God on the other hand, keeps His end of the covenant, His promise to Abraham and his descendents, (and we are descendents of Abraham by faith in Christ) even though we are not capable of believing and trusting God in our own strength. In our baptism, in the preaching of God’s Word, and at the communion table, through these means of grace, God gives us the gift of faith. The completed work of Jesus on the Cross is redemption, deliverance and restoration, not just of His people, but of creation itself. We can’t trust our own fickle and often evil hearts, but we can trust that God is faithful to His promises.

God has made Himself our refuge, our safe place. Apart from God there is no rest, no safety, no provision, no hope and no light.  By faith we trust that God provides for all of our needs.  We trust that He loves us and that He will not forget us- even though we do not and cannot earn or deserve His grace.

We pray that God would transform our hearts. We pray that we would live in humility, knowing that anything good is a gift from God alone.  We pray that God would spread around the good news of Jesus in and through us, even though we wrestle with the saint/sinner paradox (see Romans 7) every day of our lives this side of eternity.

We also pray that God would restrain evil- that we would not be the ones spreading evil around, and that those who are working evil in the world would be stopped in their tracks.

We learn in this Psalm that God is our refuge. Jesus laid down His life for us as a perfect sacrifice (Isaiah 53:1-5) so that our sins are forgiven, and when God looks at us He sees only Jesus.  Even though we are born with evil and death all over us, through the gift of faith in Jesus and His death on the Cross to save us from our sins, we belong to God, made descendents of Abraham and inheritors of the covenant of faith that God made with Abraham.

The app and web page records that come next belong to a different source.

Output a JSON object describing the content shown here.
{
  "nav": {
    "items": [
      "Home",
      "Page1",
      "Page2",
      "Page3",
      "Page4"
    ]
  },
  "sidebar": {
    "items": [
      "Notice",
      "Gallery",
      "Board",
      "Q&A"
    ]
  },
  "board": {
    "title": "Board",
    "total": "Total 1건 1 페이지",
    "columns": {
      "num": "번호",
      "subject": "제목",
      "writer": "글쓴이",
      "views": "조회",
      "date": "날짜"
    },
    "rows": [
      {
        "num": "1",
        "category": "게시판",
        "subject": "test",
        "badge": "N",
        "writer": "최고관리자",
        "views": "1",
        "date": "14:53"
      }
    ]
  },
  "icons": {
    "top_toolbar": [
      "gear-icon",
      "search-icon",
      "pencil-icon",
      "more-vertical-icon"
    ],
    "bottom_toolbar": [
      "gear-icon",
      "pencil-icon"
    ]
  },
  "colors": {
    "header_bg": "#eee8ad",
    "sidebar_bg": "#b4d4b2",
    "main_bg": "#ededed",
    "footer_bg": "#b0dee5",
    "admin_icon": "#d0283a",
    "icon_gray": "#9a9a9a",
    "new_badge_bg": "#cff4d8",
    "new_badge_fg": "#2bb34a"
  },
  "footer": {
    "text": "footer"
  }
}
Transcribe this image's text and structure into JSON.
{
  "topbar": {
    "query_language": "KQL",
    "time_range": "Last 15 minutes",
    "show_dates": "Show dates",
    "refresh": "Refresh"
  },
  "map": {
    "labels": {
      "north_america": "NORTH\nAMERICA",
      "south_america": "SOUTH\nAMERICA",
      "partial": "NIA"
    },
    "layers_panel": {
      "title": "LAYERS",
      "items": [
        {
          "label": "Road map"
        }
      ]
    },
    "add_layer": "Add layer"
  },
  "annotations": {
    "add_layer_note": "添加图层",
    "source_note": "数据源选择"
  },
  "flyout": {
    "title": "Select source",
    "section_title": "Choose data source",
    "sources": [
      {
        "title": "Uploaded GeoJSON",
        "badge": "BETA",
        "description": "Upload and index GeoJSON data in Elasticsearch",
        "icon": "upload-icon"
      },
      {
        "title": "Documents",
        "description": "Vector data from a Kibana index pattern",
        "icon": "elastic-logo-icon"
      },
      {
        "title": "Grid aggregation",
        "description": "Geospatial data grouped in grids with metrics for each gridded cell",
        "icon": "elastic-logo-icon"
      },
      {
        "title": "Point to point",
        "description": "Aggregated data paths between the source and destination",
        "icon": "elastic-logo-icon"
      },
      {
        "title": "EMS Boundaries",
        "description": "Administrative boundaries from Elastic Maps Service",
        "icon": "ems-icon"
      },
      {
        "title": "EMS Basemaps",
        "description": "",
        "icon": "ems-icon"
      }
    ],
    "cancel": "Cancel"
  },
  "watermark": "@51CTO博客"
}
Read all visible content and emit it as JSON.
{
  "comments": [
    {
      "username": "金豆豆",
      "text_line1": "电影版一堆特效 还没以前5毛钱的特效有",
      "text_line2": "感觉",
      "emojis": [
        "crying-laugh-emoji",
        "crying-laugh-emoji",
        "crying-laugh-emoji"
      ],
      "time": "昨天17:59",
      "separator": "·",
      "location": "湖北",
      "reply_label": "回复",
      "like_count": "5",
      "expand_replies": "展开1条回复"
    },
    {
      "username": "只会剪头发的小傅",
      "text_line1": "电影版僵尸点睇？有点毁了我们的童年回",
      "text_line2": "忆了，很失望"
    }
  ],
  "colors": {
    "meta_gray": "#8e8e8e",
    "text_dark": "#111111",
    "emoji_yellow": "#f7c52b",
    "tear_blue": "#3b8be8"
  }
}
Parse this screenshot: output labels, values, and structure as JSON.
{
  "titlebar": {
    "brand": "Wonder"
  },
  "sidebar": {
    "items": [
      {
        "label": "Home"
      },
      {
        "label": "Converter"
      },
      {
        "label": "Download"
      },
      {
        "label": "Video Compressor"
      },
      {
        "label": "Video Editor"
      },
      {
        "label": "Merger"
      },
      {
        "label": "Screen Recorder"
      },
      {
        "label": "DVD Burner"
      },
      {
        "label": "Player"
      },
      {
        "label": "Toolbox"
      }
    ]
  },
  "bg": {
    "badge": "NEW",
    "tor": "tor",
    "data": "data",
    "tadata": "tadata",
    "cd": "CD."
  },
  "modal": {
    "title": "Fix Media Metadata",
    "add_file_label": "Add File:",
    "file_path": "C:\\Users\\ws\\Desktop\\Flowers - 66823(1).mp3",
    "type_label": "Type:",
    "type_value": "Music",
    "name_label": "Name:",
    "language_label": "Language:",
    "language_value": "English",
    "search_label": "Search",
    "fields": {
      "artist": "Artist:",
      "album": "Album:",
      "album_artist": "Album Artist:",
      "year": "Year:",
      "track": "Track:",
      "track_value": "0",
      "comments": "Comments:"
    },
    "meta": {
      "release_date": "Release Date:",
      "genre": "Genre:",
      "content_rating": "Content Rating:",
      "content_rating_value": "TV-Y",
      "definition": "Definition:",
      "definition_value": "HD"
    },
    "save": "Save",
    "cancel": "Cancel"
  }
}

Now faith is the assurance of things hoped for, the conviction of things not seen. For by it the people of old received their commendation.  By faith we understand that the universe was created by the word of God, so that what is seen was not made out of things that are visible. Hebrews 11:1-3 (ESV)